Web page and app entries

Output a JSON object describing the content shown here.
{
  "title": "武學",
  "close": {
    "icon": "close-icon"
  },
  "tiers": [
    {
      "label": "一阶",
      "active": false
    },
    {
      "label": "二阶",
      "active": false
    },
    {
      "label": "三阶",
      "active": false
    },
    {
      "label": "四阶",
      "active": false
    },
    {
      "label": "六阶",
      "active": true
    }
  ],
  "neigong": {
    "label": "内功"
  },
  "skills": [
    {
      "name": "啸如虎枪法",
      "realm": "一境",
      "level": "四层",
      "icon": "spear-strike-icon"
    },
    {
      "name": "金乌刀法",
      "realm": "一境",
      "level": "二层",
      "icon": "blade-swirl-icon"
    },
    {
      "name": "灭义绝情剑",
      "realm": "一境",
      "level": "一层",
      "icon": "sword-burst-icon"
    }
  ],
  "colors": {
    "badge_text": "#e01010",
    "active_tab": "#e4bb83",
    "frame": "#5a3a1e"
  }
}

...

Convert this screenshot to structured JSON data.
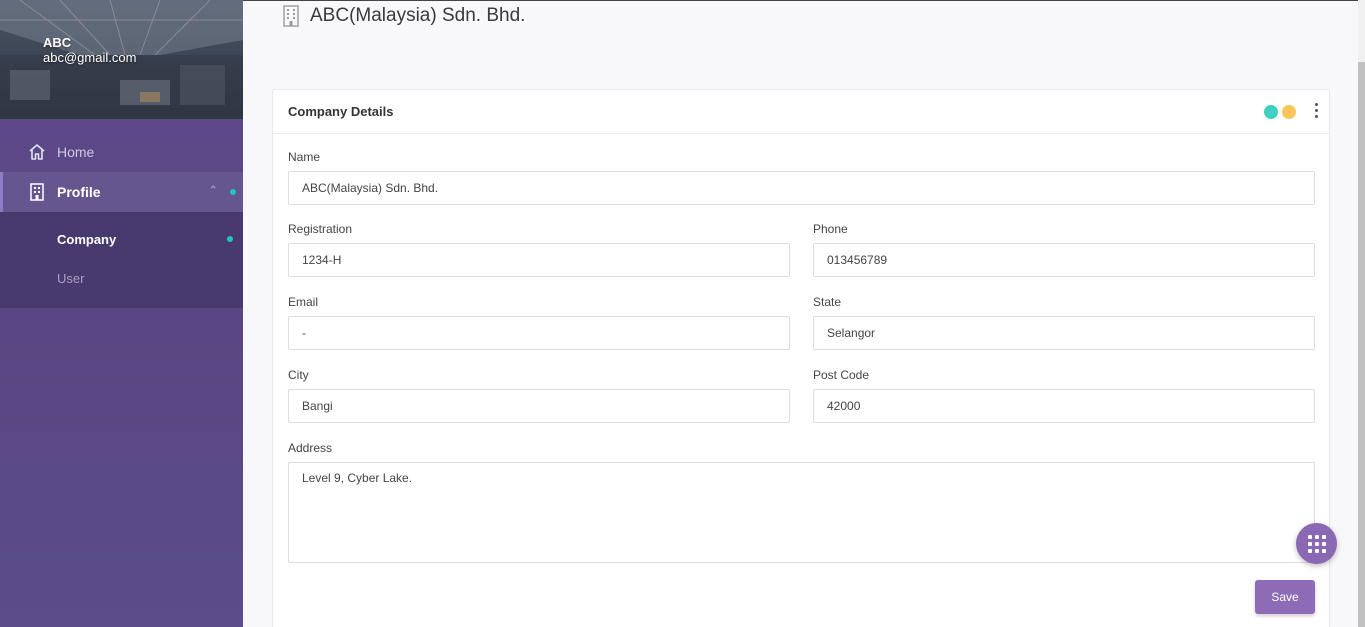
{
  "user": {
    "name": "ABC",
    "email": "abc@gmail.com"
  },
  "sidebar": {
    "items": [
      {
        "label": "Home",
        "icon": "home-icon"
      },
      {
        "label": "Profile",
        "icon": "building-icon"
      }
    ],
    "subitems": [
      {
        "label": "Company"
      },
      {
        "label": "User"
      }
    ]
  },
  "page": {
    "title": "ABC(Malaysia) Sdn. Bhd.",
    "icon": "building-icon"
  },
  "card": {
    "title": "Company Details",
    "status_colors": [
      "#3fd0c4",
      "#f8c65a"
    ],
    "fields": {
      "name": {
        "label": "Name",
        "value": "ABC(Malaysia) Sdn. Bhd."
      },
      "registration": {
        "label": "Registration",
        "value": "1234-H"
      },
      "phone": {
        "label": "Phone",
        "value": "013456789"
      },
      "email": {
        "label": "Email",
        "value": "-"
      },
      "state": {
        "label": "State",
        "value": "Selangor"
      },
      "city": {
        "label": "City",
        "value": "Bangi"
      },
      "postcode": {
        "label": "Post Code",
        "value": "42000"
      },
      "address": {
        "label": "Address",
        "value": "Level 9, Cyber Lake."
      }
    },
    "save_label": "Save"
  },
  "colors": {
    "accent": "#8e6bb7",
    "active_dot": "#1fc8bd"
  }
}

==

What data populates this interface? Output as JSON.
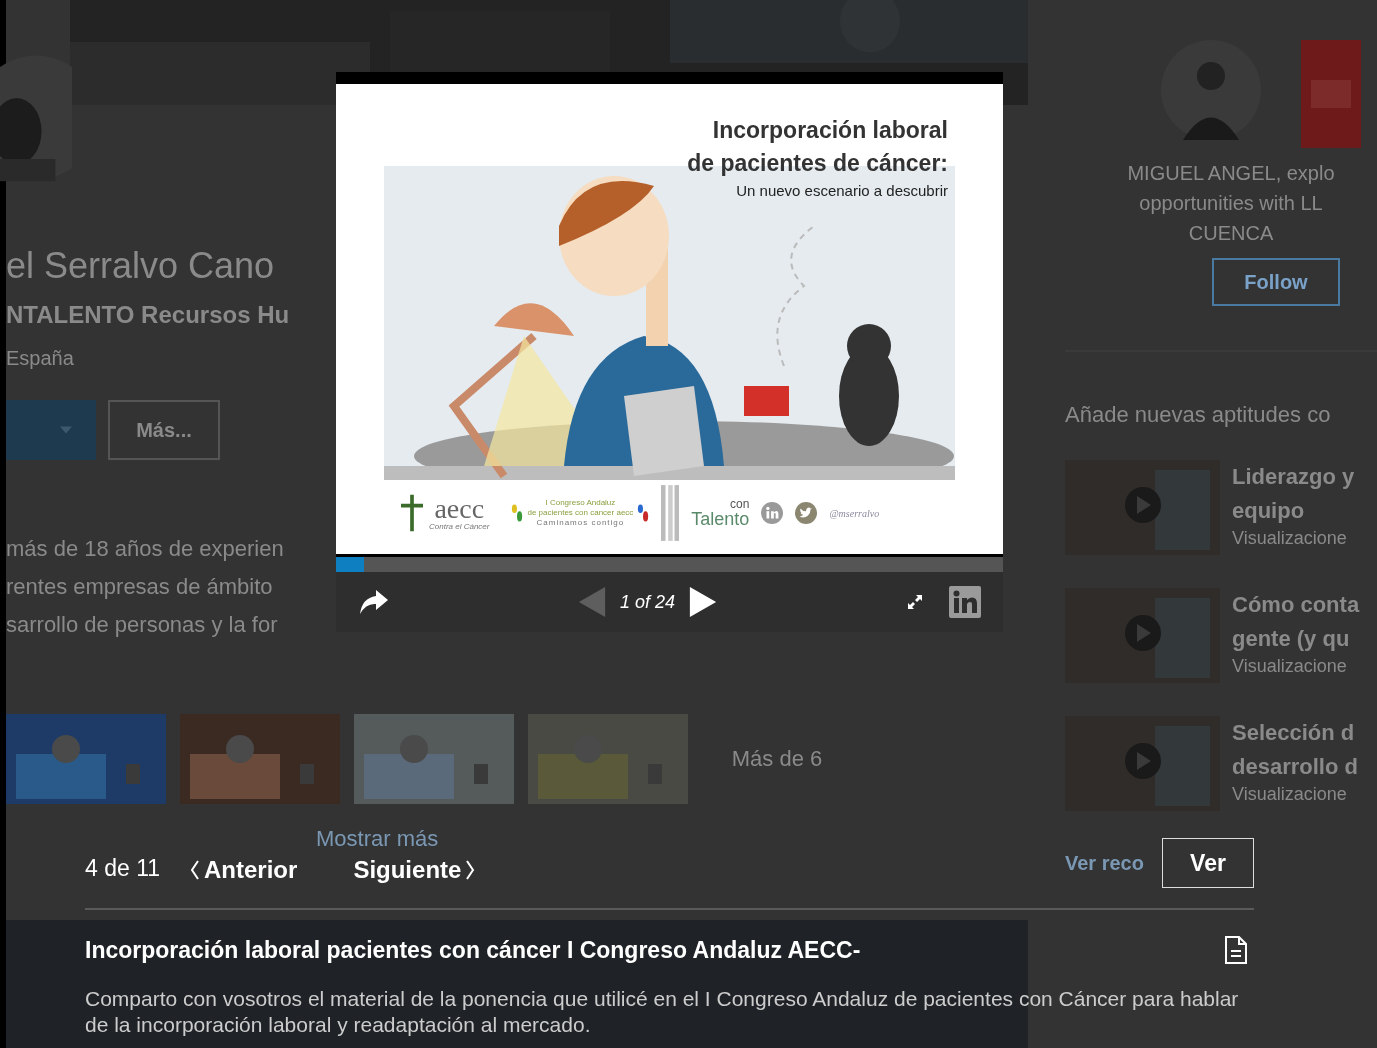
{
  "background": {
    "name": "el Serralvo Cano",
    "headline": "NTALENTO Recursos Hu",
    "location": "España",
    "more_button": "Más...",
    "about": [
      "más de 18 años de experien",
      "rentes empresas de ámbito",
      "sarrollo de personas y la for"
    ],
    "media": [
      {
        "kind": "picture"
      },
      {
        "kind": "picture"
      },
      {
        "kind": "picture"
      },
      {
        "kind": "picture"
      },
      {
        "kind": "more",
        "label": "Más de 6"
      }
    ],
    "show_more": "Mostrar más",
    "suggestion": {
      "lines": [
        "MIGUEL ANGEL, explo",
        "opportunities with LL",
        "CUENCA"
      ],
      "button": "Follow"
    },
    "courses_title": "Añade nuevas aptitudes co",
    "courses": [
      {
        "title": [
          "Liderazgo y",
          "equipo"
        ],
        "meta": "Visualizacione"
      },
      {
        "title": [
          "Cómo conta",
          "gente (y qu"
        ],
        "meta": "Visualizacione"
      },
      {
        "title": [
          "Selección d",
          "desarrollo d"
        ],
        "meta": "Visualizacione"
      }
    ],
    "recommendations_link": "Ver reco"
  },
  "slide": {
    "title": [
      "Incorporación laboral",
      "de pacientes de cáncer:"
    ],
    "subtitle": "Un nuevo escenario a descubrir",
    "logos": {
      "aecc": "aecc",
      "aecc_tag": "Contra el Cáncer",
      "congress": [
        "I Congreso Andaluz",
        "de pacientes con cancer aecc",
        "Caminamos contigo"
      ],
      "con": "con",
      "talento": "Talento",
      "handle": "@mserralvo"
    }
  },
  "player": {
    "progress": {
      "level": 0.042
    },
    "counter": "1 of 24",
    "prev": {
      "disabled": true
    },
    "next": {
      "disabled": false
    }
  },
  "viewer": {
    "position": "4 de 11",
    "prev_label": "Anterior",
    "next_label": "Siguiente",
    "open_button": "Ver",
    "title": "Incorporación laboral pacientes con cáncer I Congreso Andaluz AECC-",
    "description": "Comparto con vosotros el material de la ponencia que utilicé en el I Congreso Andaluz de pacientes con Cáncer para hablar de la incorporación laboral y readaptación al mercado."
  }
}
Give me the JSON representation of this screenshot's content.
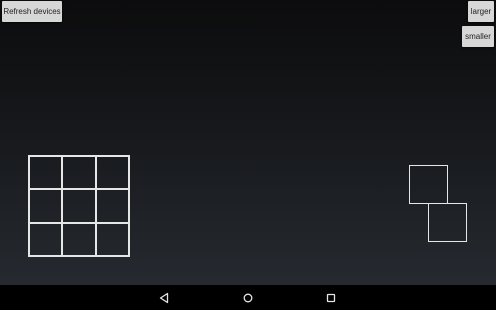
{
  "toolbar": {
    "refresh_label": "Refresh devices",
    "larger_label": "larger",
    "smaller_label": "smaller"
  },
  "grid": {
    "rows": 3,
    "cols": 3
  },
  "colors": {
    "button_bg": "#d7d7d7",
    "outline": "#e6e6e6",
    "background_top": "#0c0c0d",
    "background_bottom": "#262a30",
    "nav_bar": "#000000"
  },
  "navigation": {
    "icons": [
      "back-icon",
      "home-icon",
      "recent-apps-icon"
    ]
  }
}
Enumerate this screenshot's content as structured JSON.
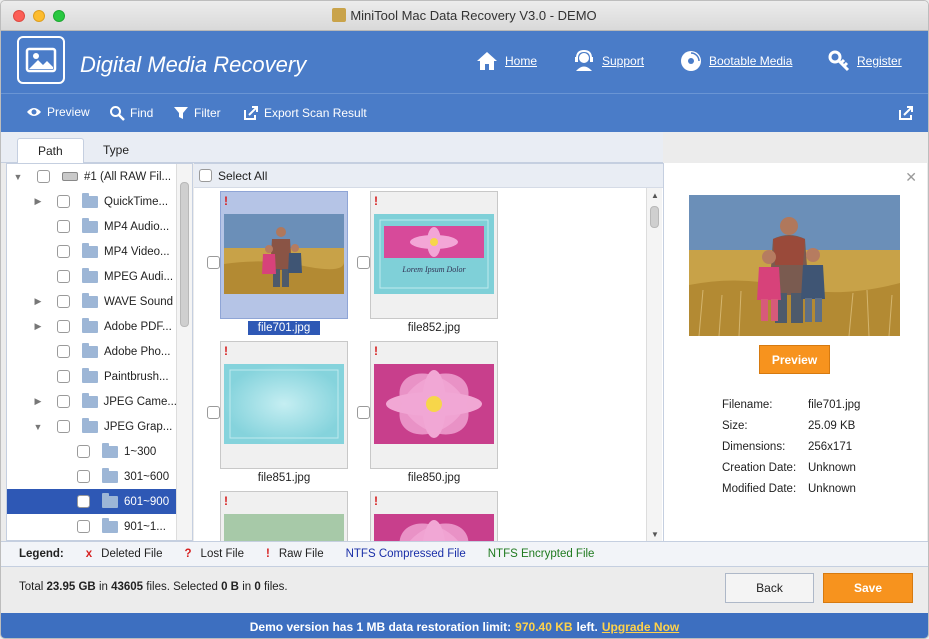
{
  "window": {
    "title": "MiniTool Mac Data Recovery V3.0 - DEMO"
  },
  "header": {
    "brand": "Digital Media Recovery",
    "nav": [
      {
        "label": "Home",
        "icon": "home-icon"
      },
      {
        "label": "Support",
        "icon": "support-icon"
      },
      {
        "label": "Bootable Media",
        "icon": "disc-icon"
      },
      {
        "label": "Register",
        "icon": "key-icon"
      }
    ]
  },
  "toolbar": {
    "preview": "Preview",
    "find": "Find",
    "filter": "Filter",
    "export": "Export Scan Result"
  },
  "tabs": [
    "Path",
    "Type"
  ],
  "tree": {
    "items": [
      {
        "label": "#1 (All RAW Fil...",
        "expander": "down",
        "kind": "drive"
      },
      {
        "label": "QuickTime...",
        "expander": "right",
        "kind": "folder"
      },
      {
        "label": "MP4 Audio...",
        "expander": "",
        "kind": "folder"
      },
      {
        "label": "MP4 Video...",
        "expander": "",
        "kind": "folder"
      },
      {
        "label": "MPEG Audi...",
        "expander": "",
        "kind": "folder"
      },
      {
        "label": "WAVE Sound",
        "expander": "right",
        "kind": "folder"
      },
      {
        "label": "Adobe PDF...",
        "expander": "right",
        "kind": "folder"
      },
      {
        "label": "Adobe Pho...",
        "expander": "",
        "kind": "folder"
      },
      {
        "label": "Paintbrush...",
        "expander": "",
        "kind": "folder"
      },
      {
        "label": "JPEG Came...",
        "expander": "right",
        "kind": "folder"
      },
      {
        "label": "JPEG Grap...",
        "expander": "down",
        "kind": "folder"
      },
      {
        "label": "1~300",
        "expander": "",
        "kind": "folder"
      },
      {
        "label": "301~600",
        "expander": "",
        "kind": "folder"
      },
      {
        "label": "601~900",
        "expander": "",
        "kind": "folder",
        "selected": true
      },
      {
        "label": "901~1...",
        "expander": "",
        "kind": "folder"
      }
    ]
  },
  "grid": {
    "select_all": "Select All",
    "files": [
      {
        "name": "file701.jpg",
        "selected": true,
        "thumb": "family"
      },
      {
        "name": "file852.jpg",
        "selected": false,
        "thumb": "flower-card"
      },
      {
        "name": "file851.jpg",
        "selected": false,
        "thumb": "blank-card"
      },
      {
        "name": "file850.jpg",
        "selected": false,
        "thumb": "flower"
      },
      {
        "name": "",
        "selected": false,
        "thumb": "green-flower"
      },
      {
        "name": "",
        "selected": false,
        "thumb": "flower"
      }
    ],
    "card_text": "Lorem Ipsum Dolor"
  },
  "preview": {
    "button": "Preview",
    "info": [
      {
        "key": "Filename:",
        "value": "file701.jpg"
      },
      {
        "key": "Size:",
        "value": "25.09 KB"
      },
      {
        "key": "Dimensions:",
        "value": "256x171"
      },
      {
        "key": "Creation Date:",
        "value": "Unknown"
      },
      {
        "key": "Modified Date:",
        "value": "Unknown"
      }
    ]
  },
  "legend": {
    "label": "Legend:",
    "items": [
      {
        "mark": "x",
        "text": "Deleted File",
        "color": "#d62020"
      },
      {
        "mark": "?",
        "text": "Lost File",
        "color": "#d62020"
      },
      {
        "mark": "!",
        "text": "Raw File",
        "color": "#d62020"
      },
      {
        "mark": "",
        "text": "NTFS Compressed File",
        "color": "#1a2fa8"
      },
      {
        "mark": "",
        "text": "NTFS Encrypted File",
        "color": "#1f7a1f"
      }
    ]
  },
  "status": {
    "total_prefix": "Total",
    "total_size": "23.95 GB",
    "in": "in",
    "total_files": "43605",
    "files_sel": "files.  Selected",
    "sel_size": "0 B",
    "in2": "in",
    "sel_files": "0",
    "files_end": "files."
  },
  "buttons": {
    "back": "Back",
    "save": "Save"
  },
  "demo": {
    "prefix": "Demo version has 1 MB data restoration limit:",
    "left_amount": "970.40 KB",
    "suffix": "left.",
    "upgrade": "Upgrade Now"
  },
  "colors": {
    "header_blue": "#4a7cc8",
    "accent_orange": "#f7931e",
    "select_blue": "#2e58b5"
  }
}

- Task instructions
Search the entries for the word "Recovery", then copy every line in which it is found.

- Task solution
    "title": "MiniTool Mac Data Recovery V3.0 - DEMO"
    "brand": "Digital Media Recovery",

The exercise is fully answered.